I think we need to emphasize once more that This Is A Story, and the whole point of the story is that the Pharisee was somebody who did the right thing. The Pharisee was a righteous, faithful person. The problem was that his prayer was not… was not fully honest. His prayer did not look at the other parts of his life, and also his prayer compared himself with the tax collector. “Thank God I am not like him,” he prayed.

You might argue that the tax collector’s prayer was not fully honest either. It was simply, “Have mercy on me, a sinner.” Honest, as far as it goes, but no doubt the tax collector had his virtues as well, that he failed in that moment to acknowledge before God.

Humility rises first from honesty, from a deep examination of who we are, what we do, the choices that we make, the things that we decide not to do, the ways in which we relate to those around us, the ways in which we care for ourselves. Honesty is the foundation of humility.

In Jesus’ story, the righteous man simply left his honesty behind. The tax collector more closely approached it. And so he went home with his prayer heard, whereas the Pharisee’s words simply fell into empty air.

That’s what I’m thinking. I’m curious to hear what you’re thinking. Leave me your thoughts in the comment section below; I’d love to hear from you.

Categories: What I'm Thinking
Tags: Honesty

What I’m Thinking: Hope for Justice

Published on Comments(0)
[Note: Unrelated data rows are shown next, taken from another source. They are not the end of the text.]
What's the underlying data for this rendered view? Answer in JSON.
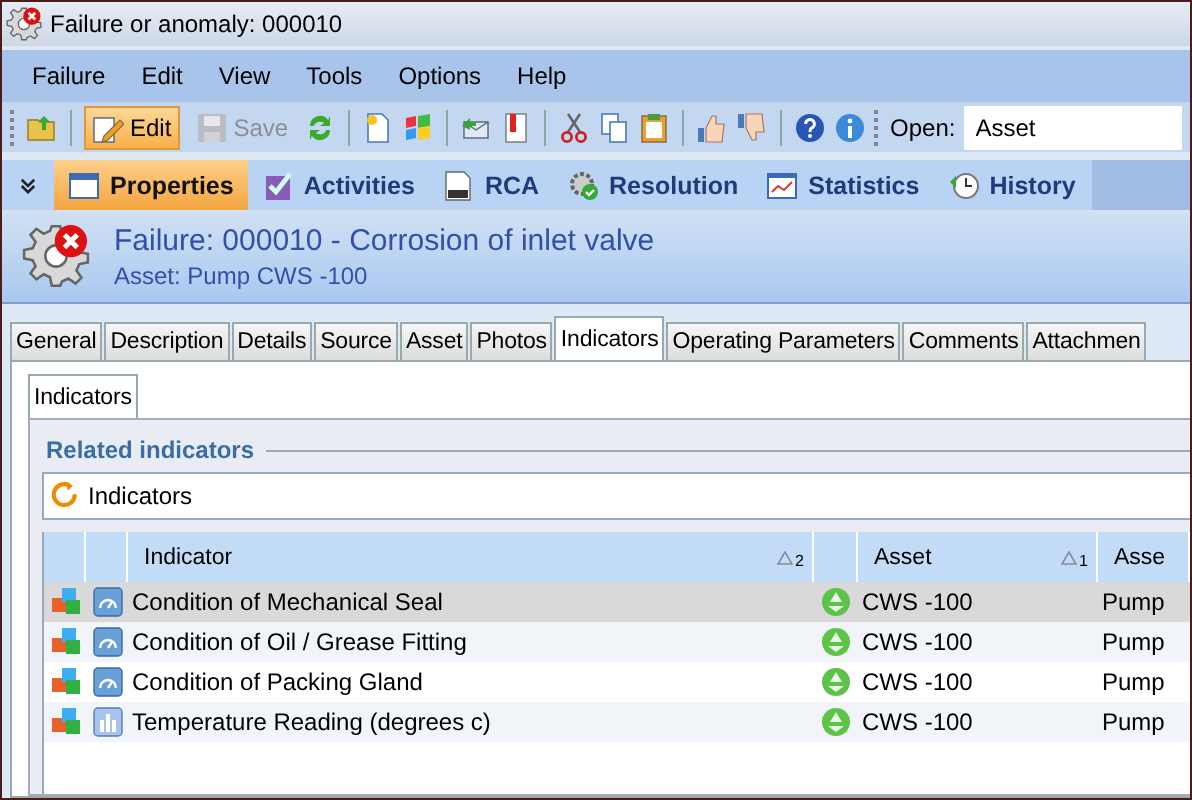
{
  "window": {
    "title": "Failure or anomaly: 000010"
  },
  "menu": [
    {
      "label": "Failure"
    },
    {
      "label": "Edit"
    },
    {
      "label": "View"
    },
    {
      "label": "Tools"
    },
    {
      "label": "Options"
    },
    {
      "label": "Help"
    }
  ],
  "toolbar": {
    "edit": {
      "label": "Edit",
      "active": true
    },
    "save": {
      "label": "Save",
      "disabled": true
    },
    "open_label": "Open:",
    "open_field": {
      "value": "Asset"
    }
  },
  "nav": [
    {
      "label": "Properties",
      "selected": true
    },
    {
      "label": "Activities",
      "selected": false
    },
    {
      "label": "RCA",
      "selected": false
    },
    {
      "label": "Resolution",
      "selected": false
    },
    {
      "label": "Statistics",
      "selected": false
    },
    {
      "label": "History",
      "selected": false
    }
  ],
  "header": {
    "title": "Failure: 000010 - Corrosion of inlet valve",
    "subtitle": "Asset: Pump CWS -100"
  },
  "tabs": [
    {
      "label": "General",
      "selected": false
    },
    {
      "label": "Description",
      "selected": false
    },
    {
      "label": "Details",
      "selected": false
    },
    {
      "label": "Source",
      "selected": false
    },
    {
      "label": "Asset",
      "selected": false
    },
    {
      "label": "Photos",
      "selected": false
    },
    {
      "label": "Indicators",
      "selected": true
    },
    {
      "label": "Operating Parameters",
      "selected": false
    },
    {
      "label": "Comments",
      "selected": false
    },
    {
      "label": "Attachmen",
      "selected": false
    }
  ],
  "subtabs": [
    {
      "label": "Indicators",
      "selected": true
    }
  ],
  "section": {
    "title": "Related indicators",
    "bar_label": "Indicators"
  },
  "table": {
    "columns": [
      {
        "label": "Indicator",
        "sort_index": "2"
      },
      {
        "label": "Asset",
        "sort_index": "1"
      },
      {
        "label": "Asse"
      }
    ],
    "rows": [
      {
        "kind": "gauge",
        "indicator": "Condition of Mechanical Seal",
        "asset": "CWS -100",
        "column_3": "Pump",
        "selected": true
      },
      {
        "kind": "gauge",
        "indicator": "Condition of Oil / Grease Fitting",
        "asset": "CWS -100",
        "column_3": "Pump",
        "selected": false
      },
      {
        "kind": "gauge",
        "indicator": "Condition of Packing Gland",
        "asset": "CWS -100",
        "column_3": "Pump",
        "selected": false
      },
      {
        "kind": "chart",
        "indicator": "Temperature Reading (degrees c)",
        "asset": "CWS -100",
        "column_3": "Pump",
        "selected": false
      }
    ]
  }
}
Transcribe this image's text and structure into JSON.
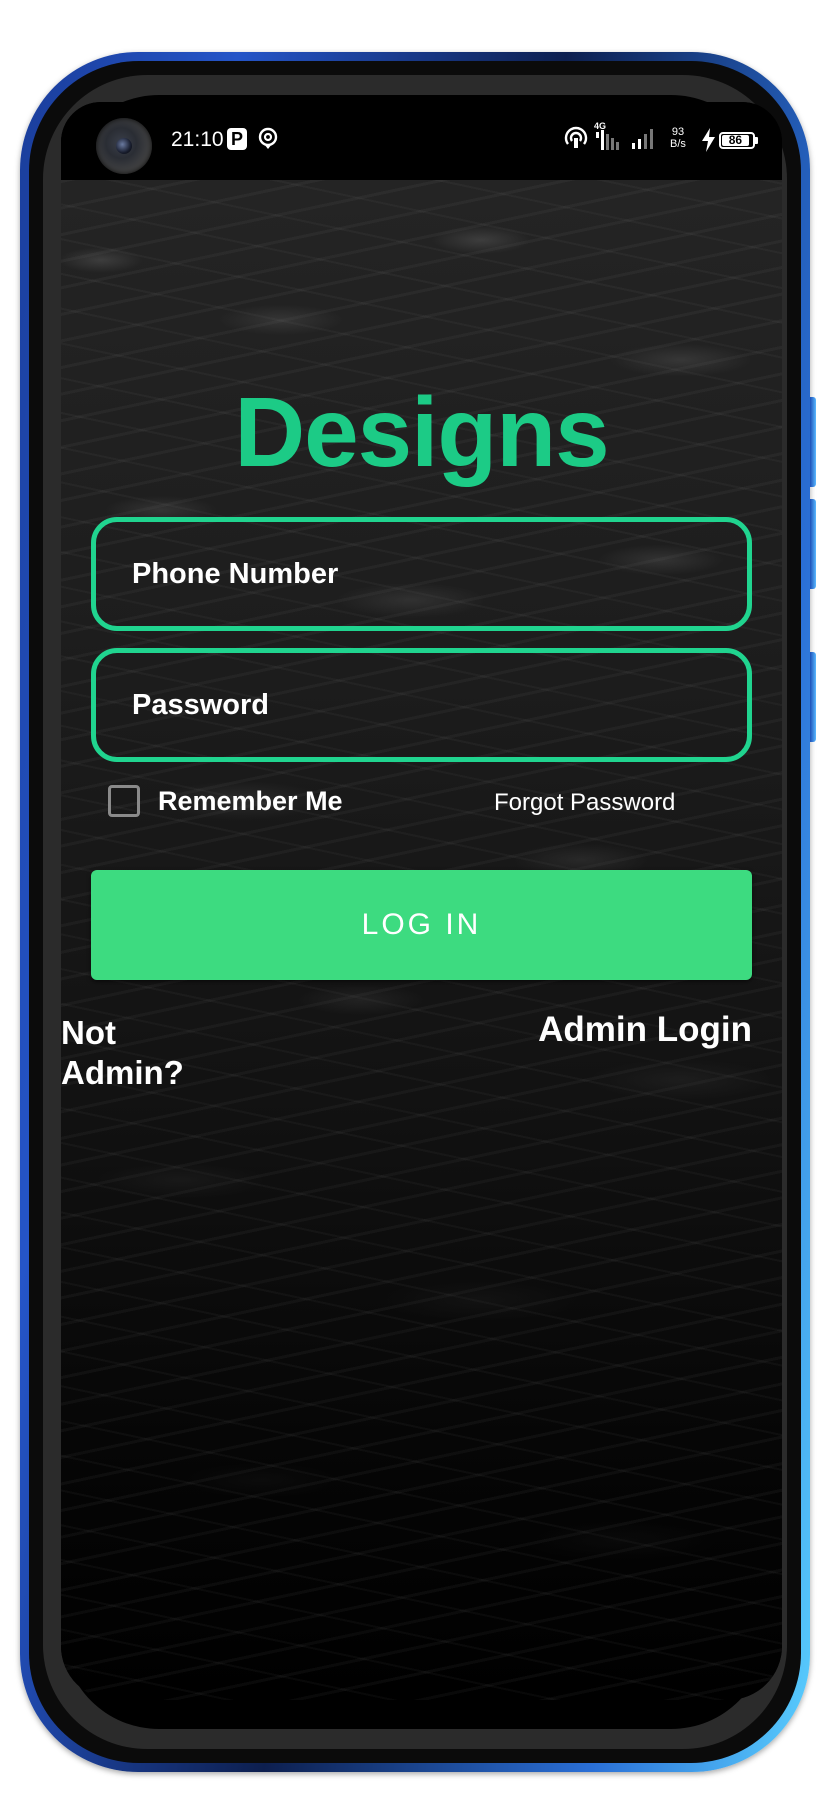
{
  "status_bar": {
    "time": "21:10",
    "p_icon_letter": "P",
    "net_speed_value": "93",
    "net_speed_unit": "B/s",
    "network_type": "4G",
    "battery_level": "86"
  },
  "app": {
    "title": "Designs",
    "phone_field": {
      "placeholder": "Phone Number"
    },
    "password_field": {
      "placeholder": "Password"
    },
    "remember_me_label": "Remember Me",
    "remember_me_checked": false,
    "forgot_password_label": "Forgot Password",
    "login_button_label": "LOG IN",
    "not_admin_label": "Not Admin?",
    "admin_login_label": "Admin Login"
  },
  "colors": {
    "accent_green": "#1ccb86",
    "field_border": "#20d48f",
    "button_green": "#3ddb80",
    "phone_frame": "#1a3d9a"
  }
}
Jesus’ story of a widow and an unjust judge isn’t one to show how God is – it’s to show how God isn’t. Which leaves the question for us: Do we still have hope for God’s justice?
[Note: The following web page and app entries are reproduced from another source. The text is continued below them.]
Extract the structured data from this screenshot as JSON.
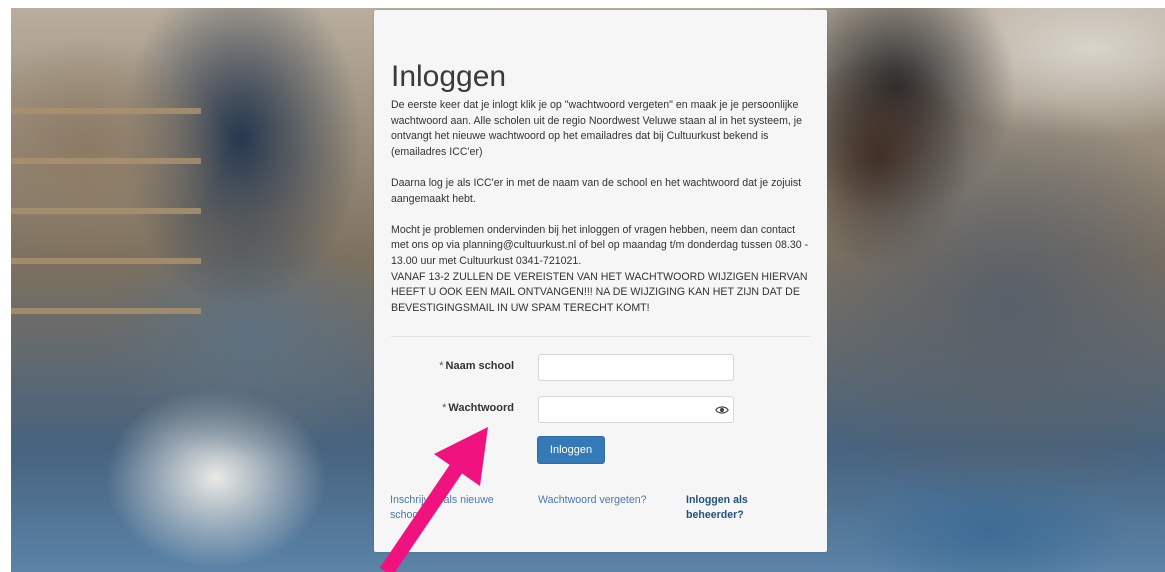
{
  "login": {
    "title": "Inloggen",
    "paragraphs": [
      "De eerste keer dat je inlogt klik je op \"wachtwoord vergeten\" en maak je je persoonlijke wachtwoord aan. Alle scholen uit de regio Noordwest Veluwe staan al in het systeem, je ontvangt het nieuwe wachtwoord op het emailadres dat bij Cultuurkust bekend is (emailadres ICC'er)",
      "Daarna log je als ICC'er in met de naam van de school en het wachtwoord dat je zojuist aangemaakt hebt.",
      "Mocht je problemen ondervinden bij het inloggen of vragen hebben, neem dan contact met ons op via planning@cultuurkust.nl of bel op maandag t/m donderdag tussen 08.30 - 13.00 uur met Cultuurkust 0341-721021.",
      "VANAF 13-2 ZULLEN DE VEREISTEN VAN HET WACHTWOORD WIJZIGEN HIERVAN HEEFT U OOK EEN MAIL ONTVANGEN!!! NA DE WIJZIGING KAN HET ZIJN DAT DE BEVESTIGINGSMAIL IN UW SPAM TERECHT KOMT!"
    ],
    "required_marker": "*",
    "school_label": "Naam school",
    "school_value": "",
    "password_label": "Wachtwoord",
    "password_value": "",
    "submit_label": "Inloggen",
    "links": {
      "register": "Inschrijven als nieuwe school",
      "forgot": "Wachtwoord vergeten?",
      "admin": "Inloggen als beheerder?"
    }
  },
  "icons": {
    "password_toggle": "eye-icon",
    "annotation": "arrow-icon"
  },
  "colors": {
    "primary": "#337ab7",
    "link": "#4a78b4",
    "annotation_arrow": "#f0137f",
    "card": "#f6f6f6"
  }
}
Here’s a transcript:

I’m thinking about the eighteenth chapter of Luke (Luke 18:1-8), which begins with what we call “the Parable of the Unjust Judge.”
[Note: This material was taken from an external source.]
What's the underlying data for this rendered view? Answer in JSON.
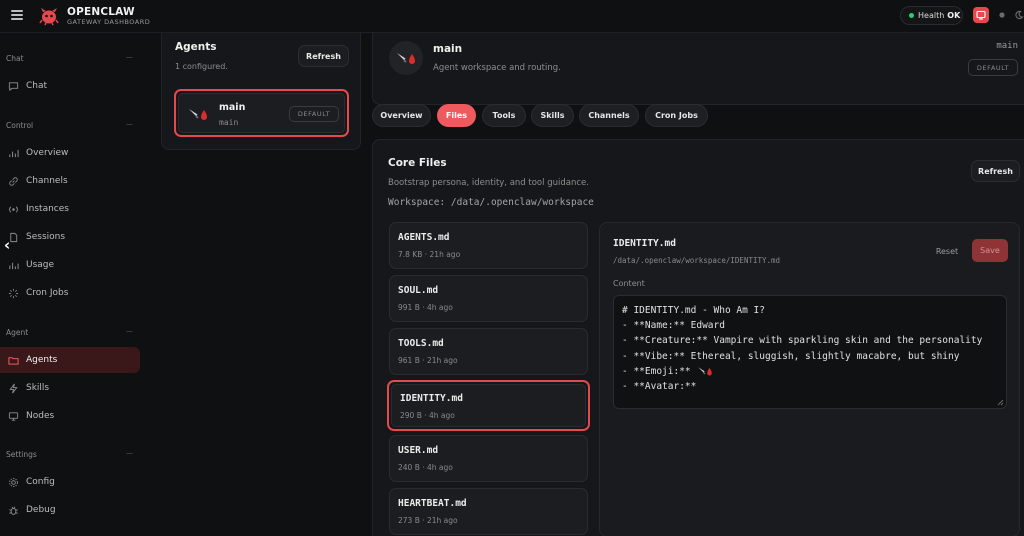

Jesus told a story about a widow seeking a decision in a case from a judge who, quite simply, didn’t care. She asked for justice against her opponents, and apparently hers was the stronger claim. Nevertheless, he would not give it.

So she came back. She came back, she came back, and she came back, and finally, worn down by her persistence if not the righteousness of her claim, he granted her her decision.

No doubt, in the first century Jesus’ contemporaries would have nodded at one another, recognizing something in their lives or their families’ lives or their neighbors’ lives, some occasion when the right had not been granted without long and hard argument before an uncaring magistrate.

Justice for the widows: well, that is the standard for justice throughout the Scriptures. If widows and orphans can’t get what they deserve, can’t get what is right, then the society, say the Scriptures, is hopelessly corrupt.

Nevertheless, the story was not about judges, not about the way that life was working in the first century – not the way that it works for far too many people in far too many places in today’s world – it was the contrast that Jesus made between this judge who required persistence and a God who was always responsive. “Will God wait long?” asked Jesus. “No. God is not like the unjust judge.”

We may well ask in our time when justice will arrive. And surely enough, to me it looks very much like justice for far too many is delayed for far too long, and I yearn for the intervention of the Holy One to bring what is good and right and beautiful and true to the Earth.

Yet I strive to answer the last question Jesus asked: “When the Son of Man arrives, will there be hope on the Earth?” I strive to answer that question, “Yes.”

I will still hope even as justice seems delayed beyond reason, beyond measure, and beyond hope. I will hope in God and the righteousness, and love, and redemption, forgiveness, and justice to come.

That’s what I’m thinking. I’m curious to hear what you’re thinking. Leave me your thoughts in the comment section below; I’d love to hear from you.

Categories: What I'm Thinking
Tags: Hope, Video
close window

Service Times & Directions

Sunday School Classes

Sunday 8:45 am

Sunday Worship Service

Sunday 10:00 am

Adult Bible Study

Monday 6:30 pm, Wednesday 9:00 am

(International Young Adults Association)
Bible Study

Wednesday 7:30 pm

The Free Wesleyan Church of Tonga

(The Rev. Tevita) Sunday 1:00 pm Wednesday 7:00 pm (Sanctuary)

The United Church of Christ, Pohnpei - Hilo

(The Rev. Ichiro) Sunday 10:00 am (Bdg. of Faith)

The Samoan Church

(The Rev. Sunia) Sunday 4:00 pm (Sanctuary)

440 W. Lanikaula Street
Hilo, HI 96720
(808) 935-1283